Marion County pays CCA $10 million a year to operate Jail II, which is home to approximately half of all the inmates under Sheriff Layton’s authority.
CCA’s agreement to house an additional 200 inmates above its contractual obligations to help ease Layton’s crowding crisis in his main jail has left non-residential parts of the converted car factory jammed with inmates as offenders refer to one such site as the “Katrina Room”, so named for its resemblance of the accommodations many hurricane evacuees endured in New Orleans several years ago.
Marion County’s ten-year contract with CCA expires at the end of 2017 and Layton has said there will be no place for the private management company in a new jail complex expected to be unveiled by Mayor Joe Hogsett in December.
Wednesday afternoon, five days after the raid when sheriff’s deputies refused to allow CCA staff to leave Jail II during the shakedown operation, CCA released a statement saying to improve security it was, “mobilizing Special Operations Response Teams and two K-9 contraband detection teams, as well as teams with specialized equipment and training in the detection of contraband communications devices, and physical plant enhancements to limit inmate access to external windows.”
CCA refused a request for an on-camera interview or tour of the jail Thursday.
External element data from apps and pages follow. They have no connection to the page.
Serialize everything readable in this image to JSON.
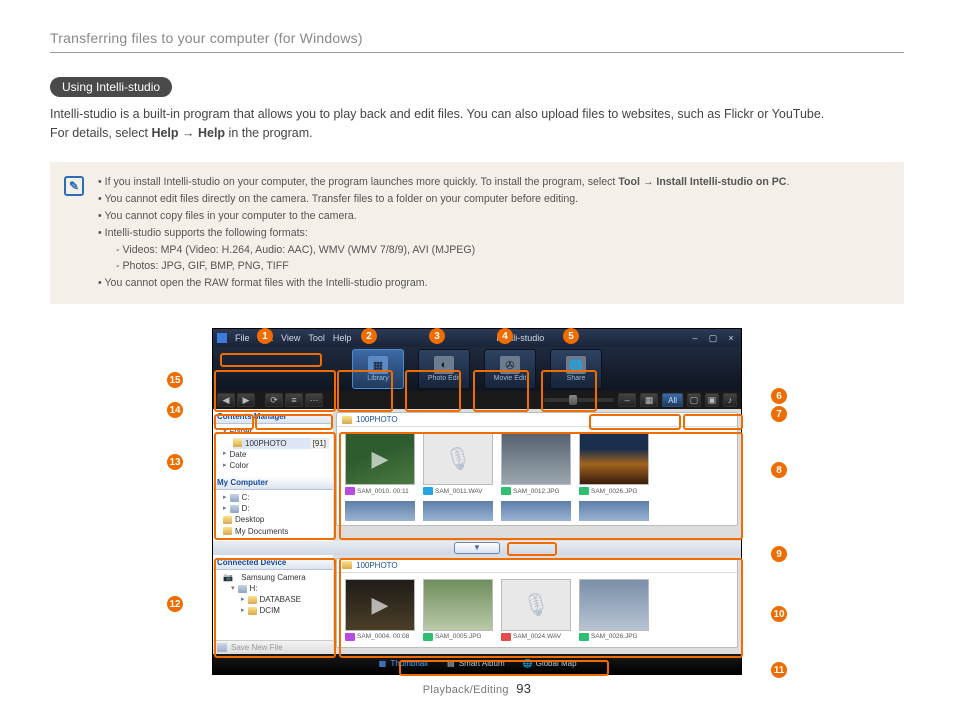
{
  "page": {
    "header": "Transferring files to your computer (for Windows)",
    "section_title": "Using Intelli-studio",
    "intro_1": "Intelli-studio is a built-in program that allows you to play back and edit files. You can also upload files to websites, such as Flickr or YouTube.",
    "intro_2a": "For details, select ",
    "intro_help1": "Help",
    "intro_arrow": " → ",
    "intro_help2": "Help",
    "intro_2b": " in the program.",
    "footer_section": "Playback/Editing",
    "footer_page": "93"
  },
  "notes": {
    "n1a": "If you install Intelli-studio on your computer, the program launches more quickly. To install the program, select ",
    "n1b": "Tool",
    "n1c": " → ",
    "n1d": "Install Intelli-studio on PC",
    "n1e": ".",
    "n2": "You cannot edit files directly on the camera. Transfer files to a folder on your computer before editing.",
    "n3": "You cannot copy files in your computer to the camera.",
    "n4": "Intelli-studio supports the following formats:",
    "n4a": "Videos: MP4 (Video: H.264, Audio: AAC), WMV (WMV 7/8/9), AVI (MJPEG)",
    "n4b": "Photos: JPG, GIF, BMP, PNG, TIFF",
    "n5": "You cannot open the RAW format files with the Intelli-studio program."
  },
  "callouts": {
    "c1": "1",
    "c2": "2",
    "c3": "3",
    "c4": "4",
    "c5": "5",
    "c6": "6",
    "c7": "7",
    "c8": "8",
    "c9": "9",
    "c10": "10",
    "c11": "11",
    "c12": "12",
    "c13": "13",
    "c14": "14",
    "c15": "15"
  },
  "app": {
    "brand": "Intelli-studio",
    "menu": {
      "file": "File",
      "edit": "Edit",
      "view": "View",
      "tool": "Tool",
      "help": "Help"
    },
    "modes": {
      "library": "Library",
      "photo": "Photo Edit",
      "movie": "Movie Edit",
      "share": "Share"
    },
    "filter_all": "All",
    "panels": {
      "contents_manager": "Contents Manager",
      "folder_label": "Folder",
      "folder_100": "100PHOTO",
      "folder_count": "[91]",
      "date": "Date",
      "color": "Color",
      "my_computer": "My Computer",
      "drive_c": "C:",
      "drive_d": "D:",
      "desktop": "Desktop",
      "my_documents": "My Documents",
      "connected_device": "Connected Device",
      "samsung_camera": "Samsung Camera",
      "drive_h": "H:",
      "database": "DATABASE",
      "dcim": "DCIM",
      "save_new": "Save New File"
    },
    "gallery_top": {
      "folder": "100PHOTO",
      "items": [
        {
          "name": "SAM_0010.",
          "meta": "00:11",
          "type": "vid"
        },
        {
          "name": "SAM_0011.WAV",
          "meta": "",
          "type": "aud"
        },
        {
          "name": "SAM_0012.JPG",
          "meta": "",
          "type": "img"
        },
        {
          "name": "SAM_0026.JPG",
          "meta": "",
          "type": "img"
        }
      ]
    },
    "gallery_bottom": {
      "folder": "100PHOTO",
      "items": [
        {
          "name": "SAM_0004.",
          "meta": "00:08",
          "type": "vid"
        },
        {
          "name": "SAM_0005.JPG",
          "meta": "",
          "type": "img"
        },
        {
          "name": "SAM_0024.WAV",
          "meta": "",
          "type": "vid2"
        },
        {
          "name": "SAM_0026.JPG",
          "meta": "",
          "type": "img"
        }
      ]
    },
    "bottom_bar": {
      "thumbnail": "Thumbnail",
      "smart": "Smart Album",
      "map": "Global Map"
    }
  }
}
“We're more than willing to be responsive to your questions and to provide information you may be seeking regarding our company and MCJ II,” wrote CCA Spokesman Jonathan Burns. “I hope we can expect to be given the opportunity to respond factually to information or comments regarding our company (or the operation of MCJ II) that you plan to report going forward.”
Burns also corrected an earlier CBS4 report regarding the U.S. Department of Justice’s decision to end the private operation of 13 federal prisons, noting that CCA holds contracts on just three of those facilities.
Back in Indianapolis, two inmates suffering from suspected heroin overdoses as reported in the weeks before Layton said he became aware of Jail II’s drug trafficking problems remain hospitalized.
As an ex-offender who spent time in other suburban jails, Hales wonders what took the Marion County sheriff so long to notice the crisis at Jail II, especially after a rash of suicides and in-custody deaths at other county jail facilities over the last couple years.
“But if everybody just took the time that they’re being paid for, from county tax dollars, to look at the situation, don’t just look at it, act on it. Do it. You got people dying in County One. You got people dying in CCA and it's horrible to know.
“You go to Marion County Jail, I hate to say it, you’re lucky if you make it out.
“That’s how bad it is over there.”